[Data records]
———

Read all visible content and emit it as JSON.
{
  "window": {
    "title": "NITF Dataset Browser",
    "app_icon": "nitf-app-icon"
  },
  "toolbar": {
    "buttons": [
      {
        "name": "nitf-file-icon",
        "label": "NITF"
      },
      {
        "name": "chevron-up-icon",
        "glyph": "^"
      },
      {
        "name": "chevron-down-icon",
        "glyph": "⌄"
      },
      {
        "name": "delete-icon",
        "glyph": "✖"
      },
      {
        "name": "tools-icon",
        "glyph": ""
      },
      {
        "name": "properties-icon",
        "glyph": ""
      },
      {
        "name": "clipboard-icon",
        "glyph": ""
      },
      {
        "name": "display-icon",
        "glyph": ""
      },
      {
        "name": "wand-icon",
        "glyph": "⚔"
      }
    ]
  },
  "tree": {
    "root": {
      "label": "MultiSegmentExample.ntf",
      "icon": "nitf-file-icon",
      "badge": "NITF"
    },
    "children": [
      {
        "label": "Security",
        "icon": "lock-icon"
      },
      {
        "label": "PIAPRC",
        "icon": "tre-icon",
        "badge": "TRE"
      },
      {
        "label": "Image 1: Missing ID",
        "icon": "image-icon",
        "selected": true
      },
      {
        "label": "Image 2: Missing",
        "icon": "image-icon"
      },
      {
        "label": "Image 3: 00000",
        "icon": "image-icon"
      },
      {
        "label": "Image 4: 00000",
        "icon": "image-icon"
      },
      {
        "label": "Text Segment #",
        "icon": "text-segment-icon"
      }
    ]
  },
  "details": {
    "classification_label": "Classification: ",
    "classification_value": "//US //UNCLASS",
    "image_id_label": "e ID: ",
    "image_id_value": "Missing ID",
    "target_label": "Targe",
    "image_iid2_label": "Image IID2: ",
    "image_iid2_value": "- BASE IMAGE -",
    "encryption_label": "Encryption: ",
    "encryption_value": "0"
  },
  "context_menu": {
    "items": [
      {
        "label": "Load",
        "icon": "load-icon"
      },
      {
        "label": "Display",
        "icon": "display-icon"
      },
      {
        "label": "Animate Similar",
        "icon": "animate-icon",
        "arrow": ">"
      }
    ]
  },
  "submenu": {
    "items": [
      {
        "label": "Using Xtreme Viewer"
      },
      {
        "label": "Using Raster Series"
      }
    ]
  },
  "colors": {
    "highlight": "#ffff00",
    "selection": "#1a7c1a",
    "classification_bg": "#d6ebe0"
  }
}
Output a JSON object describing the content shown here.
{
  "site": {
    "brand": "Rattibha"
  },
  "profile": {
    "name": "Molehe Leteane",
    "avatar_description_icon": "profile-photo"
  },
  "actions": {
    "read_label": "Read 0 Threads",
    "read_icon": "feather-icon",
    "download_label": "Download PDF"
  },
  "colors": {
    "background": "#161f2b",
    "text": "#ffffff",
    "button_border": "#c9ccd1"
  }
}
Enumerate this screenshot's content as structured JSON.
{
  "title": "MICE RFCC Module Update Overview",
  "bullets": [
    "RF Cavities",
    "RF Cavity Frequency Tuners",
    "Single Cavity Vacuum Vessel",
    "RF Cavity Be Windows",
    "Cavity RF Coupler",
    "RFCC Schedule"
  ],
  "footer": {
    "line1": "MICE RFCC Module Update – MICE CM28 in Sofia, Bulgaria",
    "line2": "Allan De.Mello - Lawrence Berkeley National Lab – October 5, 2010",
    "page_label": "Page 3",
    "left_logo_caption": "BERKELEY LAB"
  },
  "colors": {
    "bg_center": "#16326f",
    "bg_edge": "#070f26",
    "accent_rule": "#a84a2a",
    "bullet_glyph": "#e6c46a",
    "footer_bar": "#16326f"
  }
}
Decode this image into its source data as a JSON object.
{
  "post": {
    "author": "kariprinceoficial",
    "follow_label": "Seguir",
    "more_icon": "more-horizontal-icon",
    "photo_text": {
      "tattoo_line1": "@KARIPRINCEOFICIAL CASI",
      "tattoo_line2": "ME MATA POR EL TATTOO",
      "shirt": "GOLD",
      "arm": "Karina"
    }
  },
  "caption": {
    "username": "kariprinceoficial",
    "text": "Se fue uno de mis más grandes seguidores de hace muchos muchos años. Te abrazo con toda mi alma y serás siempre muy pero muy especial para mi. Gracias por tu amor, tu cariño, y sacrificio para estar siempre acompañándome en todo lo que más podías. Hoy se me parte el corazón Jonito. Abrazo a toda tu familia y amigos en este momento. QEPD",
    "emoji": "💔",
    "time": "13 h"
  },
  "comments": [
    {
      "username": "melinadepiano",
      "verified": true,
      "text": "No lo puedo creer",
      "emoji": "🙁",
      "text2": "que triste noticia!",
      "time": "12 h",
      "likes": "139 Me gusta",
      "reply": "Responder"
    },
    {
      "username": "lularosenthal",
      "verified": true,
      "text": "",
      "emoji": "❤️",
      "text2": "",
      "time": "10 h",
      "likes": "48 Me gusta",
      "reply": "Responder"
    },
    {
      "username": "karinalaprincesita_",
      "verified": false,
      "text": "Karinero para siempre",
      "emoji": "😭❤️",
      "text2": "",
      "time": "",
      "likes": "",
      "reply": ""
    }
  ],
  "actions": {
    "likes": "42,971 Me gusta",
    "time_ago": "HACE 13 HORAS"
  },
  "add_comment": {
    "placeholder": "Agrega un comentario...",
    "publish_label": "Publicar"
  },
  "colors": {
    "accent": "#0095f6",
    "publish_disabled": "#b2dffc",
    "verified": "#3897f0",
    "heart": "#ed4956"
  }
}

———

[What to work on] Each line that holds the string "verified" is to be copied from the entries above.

[Response area]
      "verified": true,
      "verified": true,
      "verified": false,
    "verified": "#3897f0",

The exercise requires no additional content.